> What you should do: Output every record word for word, minus the pictures.

--- START ---

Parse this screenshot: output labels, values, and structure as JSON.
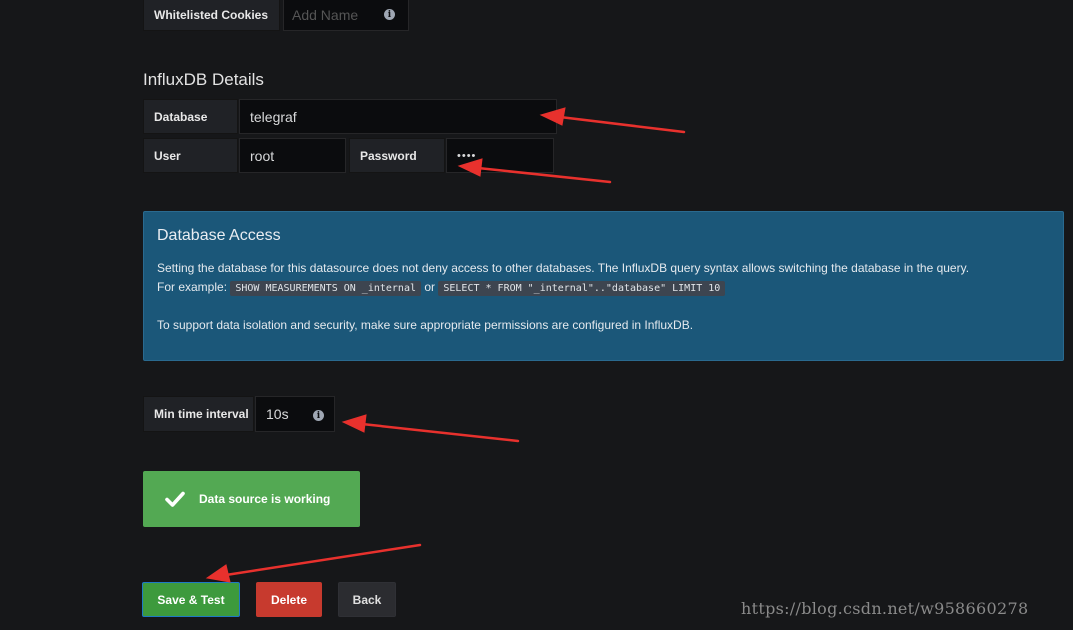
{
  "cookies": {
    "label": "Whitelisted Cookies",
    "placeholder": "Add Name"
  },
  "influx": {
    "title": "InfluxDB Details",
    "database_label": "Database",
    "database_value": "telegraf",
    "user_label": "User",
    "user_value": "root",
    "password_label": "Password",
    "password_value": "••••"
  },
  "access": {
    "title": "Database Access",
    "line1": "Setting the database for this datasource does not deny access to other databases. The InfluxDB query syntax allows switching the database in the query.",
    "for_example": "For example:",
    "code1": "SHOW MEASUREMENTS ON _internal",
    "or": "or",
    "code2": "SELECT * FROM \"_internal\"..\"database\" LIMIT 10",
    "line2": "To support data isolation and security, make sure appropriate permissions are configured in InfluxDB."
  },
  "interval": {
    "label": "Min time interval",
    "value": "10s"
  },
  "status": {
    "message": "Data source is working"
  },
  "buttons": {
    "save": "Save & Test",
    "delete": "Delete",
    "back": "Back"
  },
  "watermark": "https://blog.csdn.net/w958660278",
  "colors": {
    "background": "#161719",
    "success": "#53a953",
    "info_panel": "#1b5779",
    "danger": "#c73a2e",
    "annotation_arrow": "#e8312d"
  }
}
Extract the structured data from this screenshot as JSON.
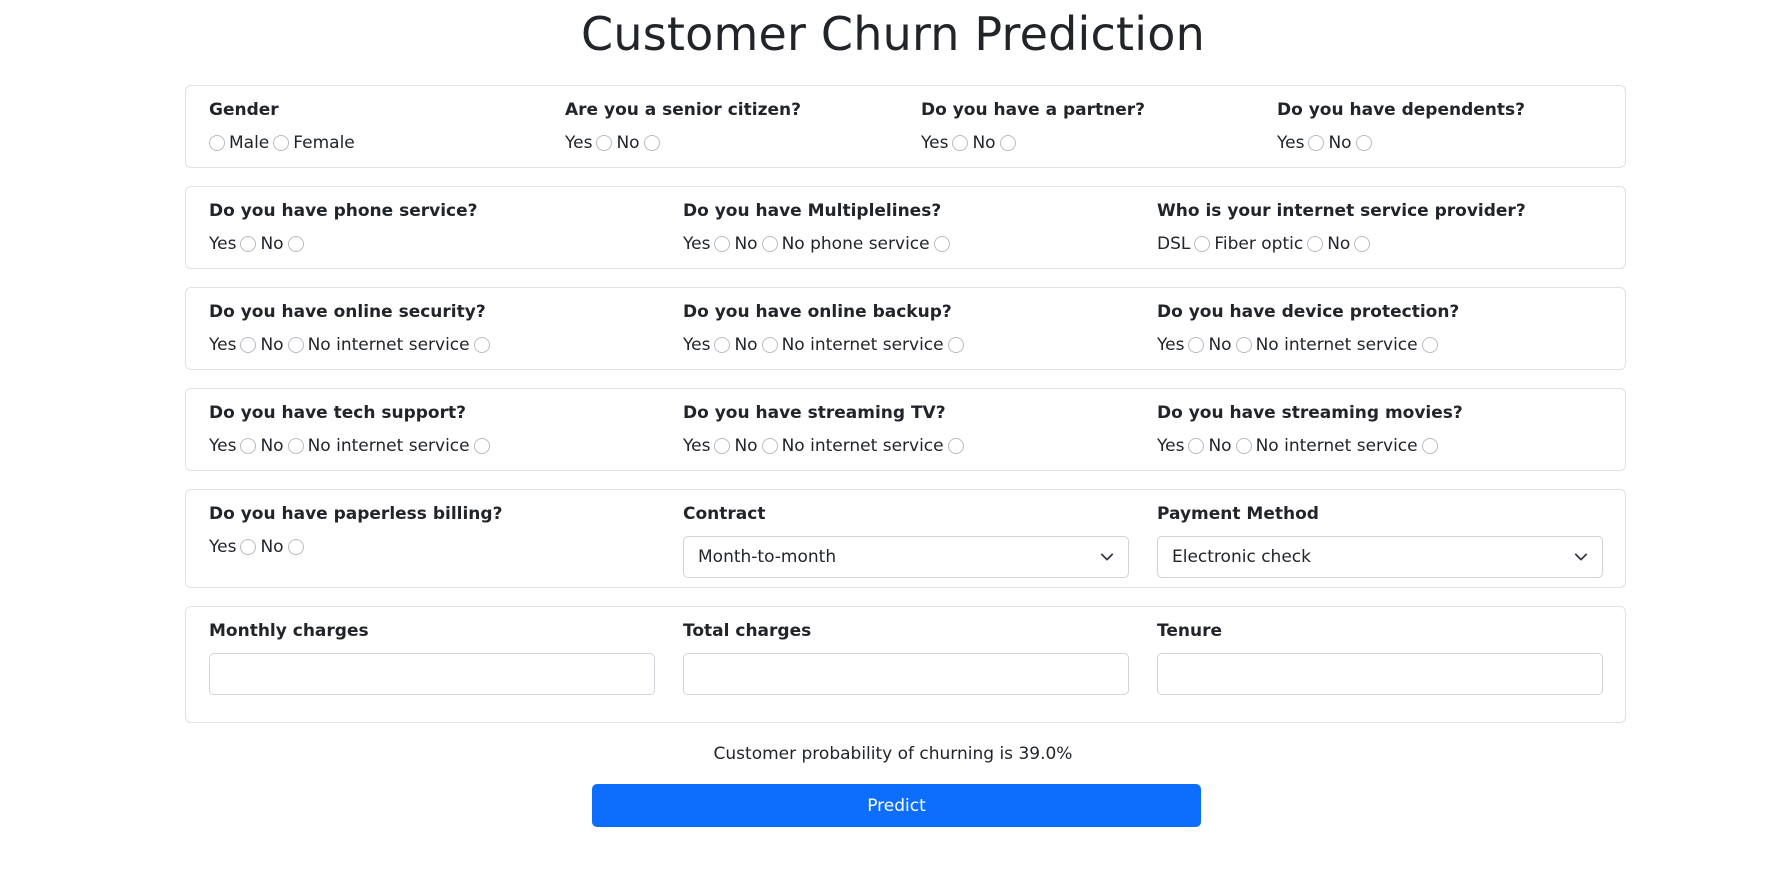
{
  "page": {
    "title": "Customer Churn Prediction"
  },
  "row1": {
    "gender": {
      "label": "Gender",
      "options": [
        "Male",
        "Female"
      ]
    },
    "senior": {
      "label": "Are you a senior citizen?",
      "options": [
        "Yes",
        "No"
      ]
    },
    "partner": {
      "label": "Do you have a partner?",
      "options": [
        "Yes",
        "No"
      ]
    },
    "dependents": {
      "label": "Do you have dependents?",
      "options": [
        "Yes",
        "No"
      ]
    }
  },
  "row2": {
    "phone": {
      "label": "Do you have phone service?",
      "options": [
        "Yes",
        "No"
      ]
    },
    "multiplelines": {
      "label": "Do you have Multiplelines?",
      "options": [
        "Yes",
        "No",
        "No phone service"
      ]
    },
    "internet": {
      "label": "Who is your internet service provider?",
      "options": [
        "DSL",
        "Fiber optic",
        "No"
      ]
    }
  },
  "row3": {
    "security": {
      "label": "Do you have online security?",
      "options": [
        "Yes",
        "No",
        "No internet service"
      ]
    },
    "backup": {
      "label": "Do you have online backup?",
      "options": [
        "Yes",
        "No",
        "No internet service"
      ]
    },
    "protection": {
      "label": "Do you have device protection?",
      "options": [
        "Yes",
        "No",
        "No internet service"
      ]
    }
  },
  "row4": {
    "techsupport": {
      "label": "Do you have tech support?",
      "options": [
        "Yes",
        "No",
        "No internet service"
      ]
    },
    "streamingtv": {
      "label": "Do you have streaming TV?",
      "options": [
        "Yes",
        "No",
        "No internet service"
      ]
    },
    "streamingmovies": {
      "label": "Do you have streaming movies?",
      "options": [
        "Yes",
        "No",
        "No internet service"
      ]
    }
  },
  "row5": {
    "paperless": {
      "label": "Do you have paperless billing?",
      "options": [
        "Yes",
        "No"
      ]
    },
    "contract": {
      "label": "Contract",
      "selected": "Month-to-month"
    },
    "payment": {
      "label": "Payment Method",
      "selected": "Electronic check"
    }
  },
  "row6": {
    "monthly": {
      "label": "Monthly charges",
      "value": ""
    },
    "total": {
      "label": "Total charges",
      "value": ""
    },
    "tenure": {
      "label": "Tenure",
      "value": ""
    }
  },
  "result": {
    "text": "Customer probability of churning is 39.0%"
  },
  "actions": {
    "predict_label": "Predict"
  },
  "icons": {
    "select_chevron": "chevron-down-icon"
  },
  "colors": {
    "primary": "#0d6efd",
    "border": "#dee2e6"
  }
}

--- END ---

> Result of the exercise:
Parse this screenshot: output labels, values, and structure as JSON.
{
  "cookies": {
    "label": "Whitelisted Cookies",
    "placeholder": "Add Name"
  },
  "influx": {
    "title": "InfluxDB Details",
    "database_label": "Database",
    "database_value": "telegraf",
    "user_label": "User",
    "user_value": "root",
    "password_label": "Password",
    "password_value": "••••"
  },
  "access": {
    "title": "Database Access",
    "line1": "Setting the database for this datasource does not deny access to other databases. The InfluxDB query syntax allows switching the database in the query.",
    "for_example": "For example:",
    "code1": "SHOW MEASUREMENTS ON _internal",
    "or": "or",
    "code2": "SELECT * FROM \"_internal\"..\"database\" LIMIT 10",
    "line2": "To support data isolation and security, make sure appropriate permissions are configured in InfluxDB."
  },
  "interval": {
    "label": "Min time interval",
    "value": "10s"
  },
  "status": {
    "message": "Data source is working"
  },
  "buttons": {
    "save": "Save & Test",
    "delete": "Delete",
    "back": "Back"
  },
  "watermark": "https://blog.csdn.net/w958660278",
  "colors": {
    "background": "#161719",
    "success": "#53a953",
    "info_panel": "#1b5779",
    "danger": "#c73a2e",
    "annotation_arrow": "#e8312d"
  }
}
Extract the structured data from this screenshot as JSON.
{
  "page": {
    "title": "Customer Churn Prediction"
  },
  "row1": {
    "gender": {
      "label": "Gender",
      "options": [
        "Male",
        "Female"
      ]
    },
    "senior": {
      "label": "Are you a senior citizen?",
      "options": [
        "Yes",
        "No"
      ]
    },
    "partner": {
      "label": "Do you have a partner?",
      "options": [
        "Yes",
        "No"
      ]
    },
    "dependents": {
      "label": "Do you have dependents?",
      "options": [
        "Yes",
        "No"
      ]
    }
  },
  "row2": {
    "phone": {
      "label": "Do you have phone service?",
      "options": [
        "Yes",
        "No"
      ]
    },
    "multiplelines": {
      "label": "Do you have Multiplelines?",
      "options": [
        "Yes",
        "No",
        "No phone service"
      ]
    },
    "internet": {
      "label": "Who is your internet service provider?",
      "options": [
        "DSL",
        "Fiber optic",
        "No"
      ]
    }
  },
  "row3": {
    "security": {
      "label": "Do you have online security?",
      "options": [
        "Yes",
        "No",
        "No internet service"
      ]
    },
    "backup": {
      "label": "Do you have online backup?",
      "options": [
        "Yes",
        "No",
        "No internet service"
      ]
    },
    "protection": {
      "label": "Do you have device protection?",
      "options": [
        "Yes",
        "No",
        "No internet service"
      ]
    }
  },
  "row4": {
    "techsupport": {
      "label": "Do you have tech support?",
      "options": [
        "Yes",
        "No",
        "No internet service"
      ]
    },
    "streamingtv": {
      "label": "Do you have streaming TV?",
      "options": [
        "Yes",
        "No",
        "No internet service"
      ]
    },
    "streamingmovies": {
      "label": "Do you have streaming movies?",
      "options": [
        "Yes",
        "No",
        "No internet service"
      ]
    }
  },
  "row5": {
    "paperless": {
      "label": "Do you have paperless billing?",
      "options": [
        "Yes",
        "No"
      ]
    },
    "contract": {
      "label": "Contract",
      "selected": "Month-to-month"
    },
    "payment": {
      "label": "Payment Method",
      "selected": "Electronic check"
    }
  },
  "row6": {
    "monthly": {
      "label": "Monthly charges",
      "value": ""
    },
    "total": {
      "label": "Total charges",
      "value": ""
    },
    "tenure": {
      "label": "Tenure",
      "value": ""
    }
  },
  "result": {
    "text": "Customer probability of churning is 39.0%"
  },
  "actions": {
    "predict_label": "Predict"
  },
  "icons": {
    "select_chevron": "chevron-down-icon"
  },
  "colors": {
    "primary": "#0d6efd",
    "border": "#dee2e6"
  }
}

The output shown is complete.